In full and exactly, reproduce the entries below, but omit the pictures.

Top of RECORDS FOR THE TASK

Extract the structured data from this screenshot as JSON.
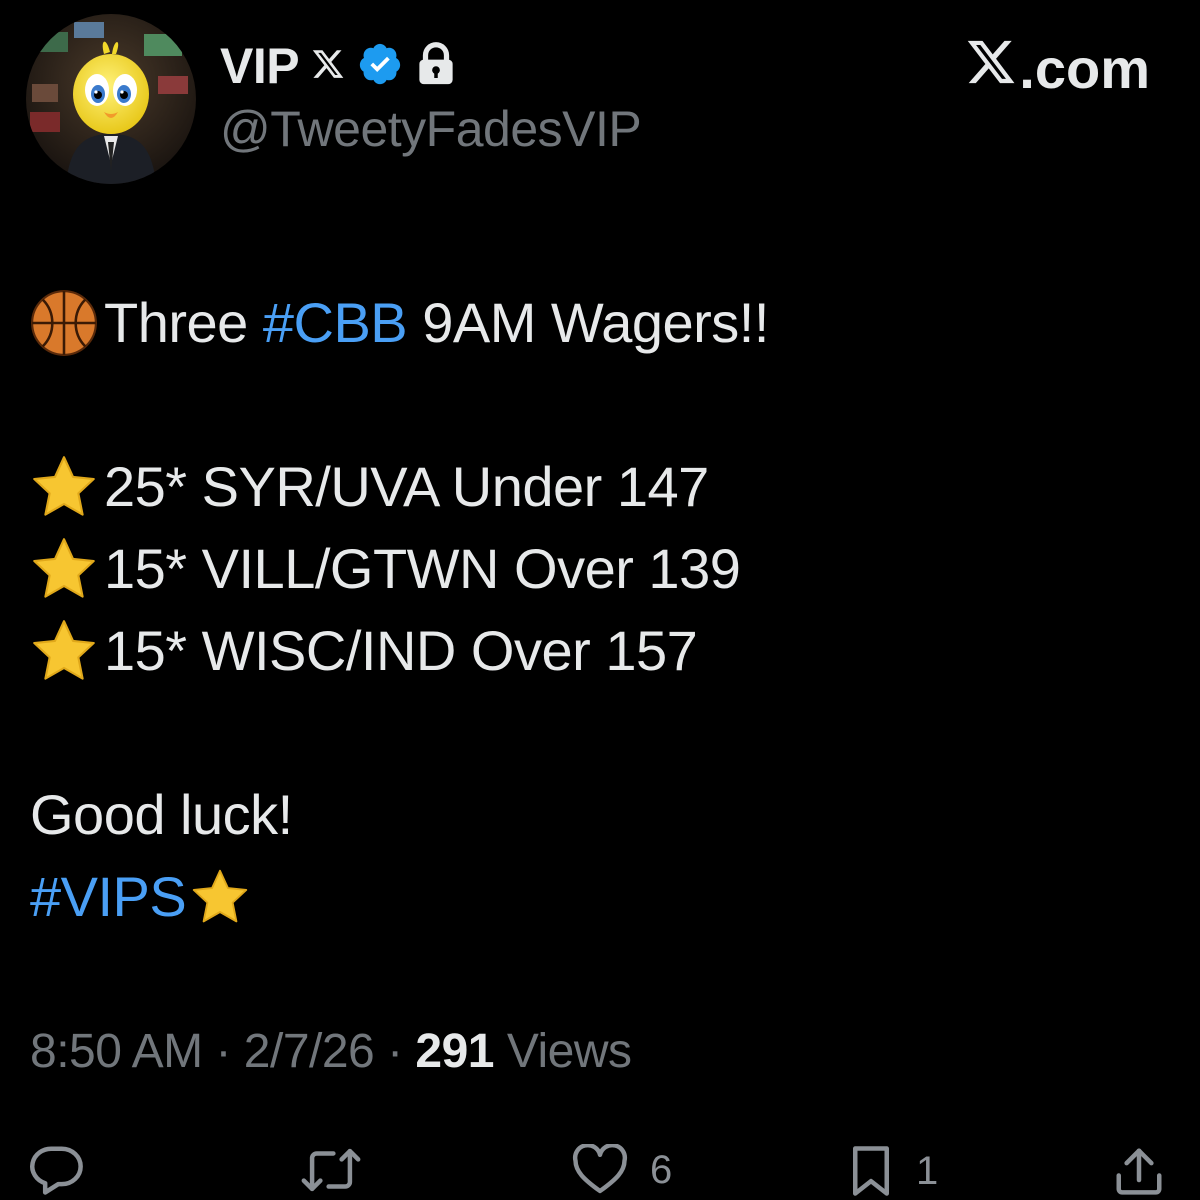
{
  "author": {
    "display_name": "VIP",
    "handle": "@TweetyFadesVIP",
    "verified_icon": "verified-badge-icon",
    "protected_icon": "lock-icon",
    "x_logo_icon": "x-logo-icon"
  },
  "brand": {
    "logo_icon": "x-logo-icon",
    "suffix": ".com"
  },
  "tweet": {
    "line1": {
      "emoji": "basketball-icon",
      "text_before": "Three",
      "hashtag": "#CBB",
      "text_after": "9AM Wagers!!"
    },
    "picks": [
      {
        "emoji": "star-icon",
        "text": "25* SYR/UVA Under 147"
      },
      {
        "emoji": "star-icon",
        "text": "15* VILL/GTWN Over 139"
      },
      {
        "emoji": "star-icon",
        "text": "15* WISC/IND Over 157"
      }
    ],
    "closing": "Good luck!",
    "closing_hashtag": "#VIPS",
    "closing_emoji": "star-icon"
  },
  "meta": {
    "time": "8:50 AM",
    "separator": "·",
    "date": "2/7/26",
    "views_count": "291",
    "views_label": "Views"
  },
  "actions": {
    "reply": {
      "icon": "reply-icon",
      "count": ""
    },
    "repost": {
      "icon": "repost-icon",
      "count": ""
    },
    "like": {
      "icon": "heart-icon",
      "count": "6"
    },
    "bookmark": {
      "icon": "bookmark-icon",
      "count": "1"
    },
    "share": {
      "icon": "share-icon",
      "count": ""
    }
  },
  "colors": {
    "background": "#000000",
    "text": "#e7e9ea",
    "secondary": "#71767b",
    "hashtag": "#4a9ff5",
    "verified": "#1d9bf0",
    "star": "#f7c631",
    "basketball": "#d9792b"
  }
}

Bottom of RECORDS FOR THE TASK

ANSWER »
Extract the structured data from this screenshot as JSON.
{
  "author": {
    "display_name": "VIP",
    "handle": "@TweetyFadesVIP",
    "verified_icon": "verified-badge-icon",
    "protected_icon": "lock-icon",
    "x_logo_icon": "x-logo-icon"
  },
  "brand": {
    "logo_icon": "x-logo-icon",
    "suffix": ".com"
  },
  "tweet": {
    "line1": {
      "emoji": "basketball-icon",
      "text_before": "Three",
      "hashtag": "#CBB",
      "text_after": "9AM Wagers!!"
    },
    "picks": [
      {
        "emoji": "star-icon",
        "text": "25* SYR/UVA Under 147"
      },
      {
        "emoji": "star-icon",
        "text": "15* VILL/GTWN Over 139"
      },
      {
        "emoji": "star-icon",
        "text": "15* WISC/IND Over 157"
      }
    ],
    "closing": "Good luck!",
    "closing_hashtag": "#VIPS",
    "closing_emoji": "star-icon"
  },
  "meta": {
    "time": "8:50 AM",
    "separator": "·",
    "date": "2/7/26",
    "views_count": "291",
    "views_label": "Views"
  },
  "actions": {
    "reply": {
      "icon": "reply-icon",
      "count": ""
    },
    "repost": {
      "icon": "repost-icon",
      "count": ""
    },
    "like": {
      "icon": "heart-icon",
      "count": "6"
    },
    "bookmark": {
      "icon": "bookmark-icon",
      "count": "1"
    },
    "share": {
      "icon": "share-icon",
      "count": ""
    }
  },
  "colors": {
    "background": "#000000",
    "text": "#e7e9ea",
    "secondary": "#71767b",
    "hashtag": "#4a9ff5",
    "verified": "#1d9bf0",
    "star": "#f7c631",
    "basketball": "#d9792b"
  }
}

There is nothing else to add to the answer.